“I’m a jack of all trades, master of none,” he said.

“He’s being modest,” Fernandez said.

Fernandez earned an apprenticeship in carpentry while working as a welder for Duggan & Marcon in the 1980s. He’s held welding jobs at Bethlehem Steel, Mack Trucks, and been contracted out to nuclear plants all over the world, he said — “everywhere but Russia and Antarctica.”

Before becoming homeless, Miller was staying with his parents, but then his father died and mother went to a nursing home. Years later, he welled up talking about his father. Fernandez, who took care of his father and mother before they died in 2009 and ’11, respectively, gets solemn thinking about making the decision to end his father’s lifegiving care.

“I’ve always been able to get my head around it; I’ve never been able to get my heart around it,” he said.

The business has had trouble getting off the ground, as pieces have been stolen and equipment broken. Fernandez managed to make a tic-tac-toe board out of a tree stump for Martinez, which she hopes to raffle off at a Caring Hearts event and invite the artist himself.

“I want to make a big deal about it because Eduardo made it and he deserves recognition,” she said.

MacDonald supplied a large piece of oak for Fernandez to fashion into a coffee table, for which he was going to pay $500-$600. Fernandez finished the top, but said someone stole it.

He has two barn doors, two 6-foot benches and one chopping block on back order, through his informal channels. The next hurdle is fixing the chainsaw and taking a friend up on their offer to make him a website.

All the while, Fernandez is feeling his ailment. He huffs up the hilly encampment, and some days are spent in bed.

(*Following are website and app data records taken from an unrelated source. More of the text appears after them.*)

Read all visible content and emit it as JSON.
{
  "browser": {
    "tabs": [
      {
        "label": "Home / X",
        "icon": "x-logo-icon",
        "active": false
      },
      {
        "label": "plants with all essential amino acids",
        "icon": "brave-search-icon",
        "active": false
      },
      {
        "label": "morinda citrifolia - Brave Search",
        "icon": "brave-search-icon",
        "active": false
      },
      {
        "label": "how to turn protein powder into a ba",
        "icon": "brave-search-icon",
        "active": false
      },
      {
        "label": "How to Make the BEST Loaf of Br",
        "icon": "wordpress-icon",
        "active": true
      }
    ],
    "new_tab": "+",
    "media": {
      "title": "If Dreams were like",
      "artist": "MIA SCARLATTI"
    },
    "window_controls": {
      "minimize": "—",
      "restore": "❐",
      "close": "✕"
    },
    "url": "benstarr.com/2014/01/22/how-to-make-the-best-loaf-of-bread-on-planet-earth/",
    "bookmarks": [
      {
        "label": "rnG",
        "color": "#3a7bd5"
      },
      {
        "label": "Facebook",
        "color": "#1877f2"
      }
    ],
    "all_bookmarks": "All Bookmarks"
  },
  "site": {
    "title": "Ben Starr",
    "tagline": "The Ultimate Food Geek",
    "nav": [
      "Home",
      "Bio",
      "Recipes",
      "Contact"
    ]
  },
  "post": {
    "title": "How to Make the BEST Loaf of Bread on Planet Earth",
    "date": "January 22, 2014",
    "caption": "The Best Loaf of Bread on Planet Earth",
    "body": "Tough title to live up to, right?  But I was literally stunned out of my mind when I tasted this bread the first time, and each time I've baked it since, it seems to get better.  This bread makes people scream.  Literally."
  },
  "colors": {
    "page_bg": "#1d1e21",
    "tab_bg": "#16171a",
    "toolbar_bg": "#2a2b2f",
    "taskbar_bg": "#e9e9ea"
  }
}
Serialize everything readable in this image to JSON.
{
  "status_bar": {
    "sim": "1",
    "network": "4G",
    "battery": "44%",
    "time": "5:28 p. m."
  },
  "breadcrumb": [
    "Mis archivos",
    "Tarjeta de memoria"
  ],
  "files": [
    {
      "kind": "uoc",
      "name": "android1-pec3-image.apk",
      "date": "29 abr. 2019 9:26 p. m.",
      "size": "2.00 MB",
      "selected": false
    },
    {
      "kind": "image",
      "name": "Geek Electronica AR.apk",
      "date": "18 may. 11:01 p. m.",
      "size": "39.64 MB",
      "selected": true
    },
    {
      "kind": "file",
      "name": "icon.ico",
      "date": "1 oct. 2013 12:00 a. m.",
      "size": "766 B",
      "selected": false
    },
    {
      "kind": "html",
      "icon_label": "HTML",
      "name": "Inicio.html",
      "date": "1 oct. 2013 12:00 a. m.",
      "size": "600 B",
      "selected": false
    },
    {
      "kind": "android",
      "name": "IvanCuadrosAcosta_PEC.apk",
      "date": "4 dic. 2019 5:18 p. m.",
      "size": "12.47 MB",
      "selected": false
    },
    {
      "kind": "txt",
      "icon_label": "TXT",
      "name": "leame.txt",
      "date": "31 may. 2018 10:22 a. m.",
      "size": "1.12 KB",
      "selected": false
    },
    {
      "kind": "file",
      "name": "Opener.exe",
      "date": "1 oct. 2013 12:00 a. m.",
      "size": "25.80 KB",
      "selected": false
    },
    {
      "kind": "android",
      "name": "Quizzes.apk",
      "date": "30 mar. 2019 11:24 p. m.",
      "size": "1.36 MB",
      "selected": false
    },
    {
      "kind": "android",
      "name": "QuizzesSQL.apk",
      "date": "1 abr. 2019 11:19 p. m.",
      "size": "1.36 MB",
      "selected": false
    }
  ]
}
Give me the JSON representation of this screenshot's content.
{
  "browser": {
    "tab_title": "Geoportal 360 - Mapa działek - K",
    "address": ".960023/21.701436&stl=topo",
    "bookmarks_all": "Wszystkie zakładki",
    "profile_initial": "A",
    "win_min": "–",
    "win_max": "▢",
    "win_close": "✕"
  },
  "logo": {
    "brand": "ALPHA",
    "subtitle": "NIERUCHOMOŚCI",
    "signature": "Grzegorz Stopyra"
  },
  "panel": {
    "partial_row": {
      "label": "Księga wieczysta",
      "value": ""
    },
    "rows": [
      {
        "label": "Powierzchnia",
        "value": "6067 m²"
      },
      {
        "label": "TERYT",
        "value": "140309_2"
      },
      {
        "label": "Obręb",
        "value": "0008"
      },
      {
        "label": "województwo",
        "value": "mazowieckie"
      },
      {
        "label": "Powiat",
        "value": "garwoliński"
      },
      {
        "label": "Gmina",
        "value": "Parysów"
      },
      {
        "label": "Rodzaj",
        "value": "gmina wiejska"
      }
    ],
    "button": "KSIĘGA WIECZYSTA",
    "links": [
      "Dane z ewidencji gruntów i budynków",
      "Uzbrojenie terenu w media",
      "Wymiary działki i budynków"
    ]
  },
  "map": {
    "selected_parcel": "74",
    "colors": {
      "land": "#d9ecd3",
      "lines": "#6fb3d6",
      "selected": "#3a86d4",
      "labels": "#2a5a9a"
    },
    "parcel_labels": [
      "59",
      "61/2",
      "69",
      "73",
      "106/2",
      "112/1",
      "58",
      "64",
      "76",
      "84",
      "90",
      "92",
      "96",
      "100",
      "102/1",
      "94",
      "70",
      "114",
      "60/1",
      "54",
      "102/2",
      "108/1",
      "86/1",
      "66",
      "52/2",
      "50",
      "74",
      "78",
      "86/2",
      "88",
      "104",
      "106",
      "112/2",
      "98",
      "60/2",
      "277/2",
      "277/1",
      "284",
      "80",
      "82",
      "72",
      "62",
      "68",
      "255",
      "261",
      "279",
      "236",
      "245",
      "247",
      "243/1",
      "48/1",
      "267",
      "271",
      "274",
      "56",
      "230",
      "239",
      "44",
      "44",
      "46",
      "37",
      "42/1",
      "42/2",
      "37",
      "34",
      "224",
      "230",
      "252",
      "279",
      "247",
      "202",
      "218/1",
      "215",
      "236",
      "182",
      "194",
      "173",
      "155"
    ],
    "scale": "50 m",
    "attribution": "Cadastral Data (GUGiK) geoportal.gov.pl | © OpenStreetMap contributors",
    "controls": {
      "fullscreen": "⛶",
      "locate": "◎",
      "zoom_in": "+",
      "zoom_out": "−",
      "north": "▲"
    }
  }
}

But other days, like a recent hot one, he gesticulates while recalling the most minute details of the techniques of his former trades, from explosive molding to achieving the perfect glossy glaze on a piece of dead wood.

If the business takes off, he’s not yet sold on whether he’ll stay in the camp or try to go. If death makes that decision for him, he said, he’ll hand the business to one of his partners.

If he decides to find housing, anything will suffice — even the shed in the backyard of a stone ranch on Easton Avenue where he lived with his parents before they died.

“I’d live in that now — it’d be a hell of an upgrade,” he said with a laugh.